Sinn Féin TD for Dublin South West Seán Crowe has said that the verdict of the Ballymurphy Inquest which proved the innocence of the 11 people murdered by the parachute Regiment in Ballymurphy, Belfast in 1971 shows the need for a truth and reconciliation process for the north of Ireland and the importance that the obligations of the Stormont House Agreement are fulfilled by the British government.
Speaking during Dáil statements on the Ballymurphy Inquest last night, Teachta Crowe said:
“Almost 50 years ago, the Parachute Regiment murdered 11 people in Ballymurphy estate in Belfast. For 50 years, the families of those murdered by British soldiers have fought for truth and justice. It has taken almost 50 years to prove that every one of the victims was an innocent civilian killed as an oppressive state’s forces swept through the North, interning Catholic men of all ages without trial and without any cause bar where they lived.

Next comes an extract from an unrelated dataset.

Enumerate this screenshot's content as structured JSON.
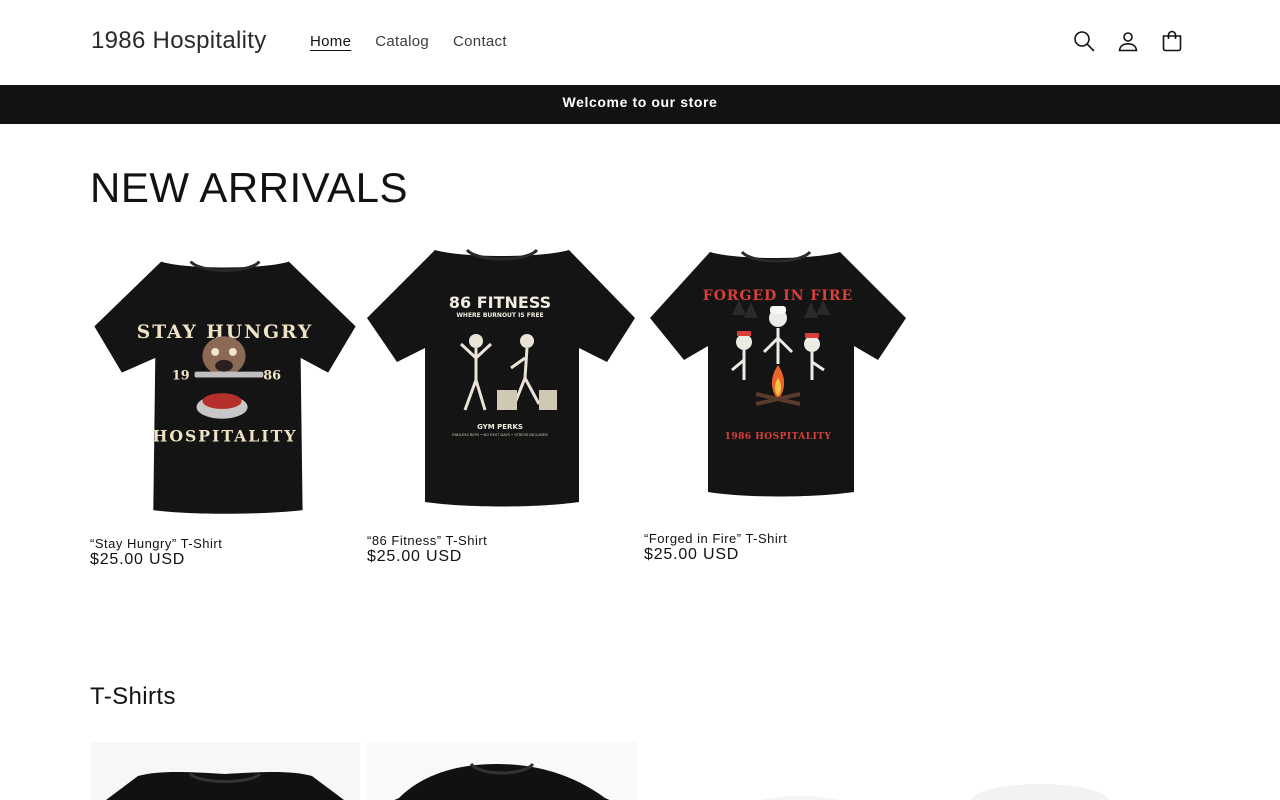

“The truth has now been laid bare for all to see. It has been many years since I first met the families of those killed in August 1971. Today, we remember those who did not live to see their relatives’ innocence proven and their crusade for justice vindicated. It is a pity that the families’ pain mixed with joy at the coroner’s verdict was met with such a cruel, indifferent non-apology from the British Prime Minister, Boris Johnson.
“Johnson’s Government wants to legislate away the atrocities committed by crown forces in the North of Ireland and pretend they never happened. It wants to cover up the role of the British army in the conflict and to legislate and put current and former British soldiers beyond justice and international law. The British Government has no intention of fulfilling its obligations in the North. The last thing it wants is truth or reconciliation. The Ballymurphy families, the Finucane family, and the victims of the Dublin and Monaghan bombings have been forced to campaign for decades for the truth to come out about those atrocities.
“Yesterday marked the 47th anniversary of the Dublin and Monaghan bombings, another act of violence on this island aided and abetted by the British state. Thirty-four people were killed that day, the most at any point in the conflict. The families believe that British security forces and their agents provided logistics to aid the bombers that day but every attempt to uncover the truth has been stonewalled by successive British Governments. The British Government maintains its public position of silence and repeats its worn-out, rehearsed words of denial. It refuses to release the relevant files and information that it has on the attacks that killed 34 innocent people, including an unborn child, and injured and maimed almost 300.
“Every death in the conflict was a tragedy. No family’s grief counts for less than any other. There should never be a hierarchy of victims, but there clearly is when it comes to those who were murdered by British state forces. For wounds to heal and for growth and progress to really flourish, we need a truth and reconciliation process that deals with the past. This was agreed in the Stormont House talks by both Governments and all political parties.
“If we allow those wrongs to fester and remain, we will never collectively move on from the hurt and rancour that this type of pain inflicts over generations. The cycle of state violence to oppress a people and try to make them cower in submission is not a new tactic, but it is one that seldom works. It breeds resistance and leads to further conflict. We saw it in Ballymurphy, in Derry following Bloody Sunday, in Dublin and in Monaghan. We see it today in Gaza and East Jerusalem.”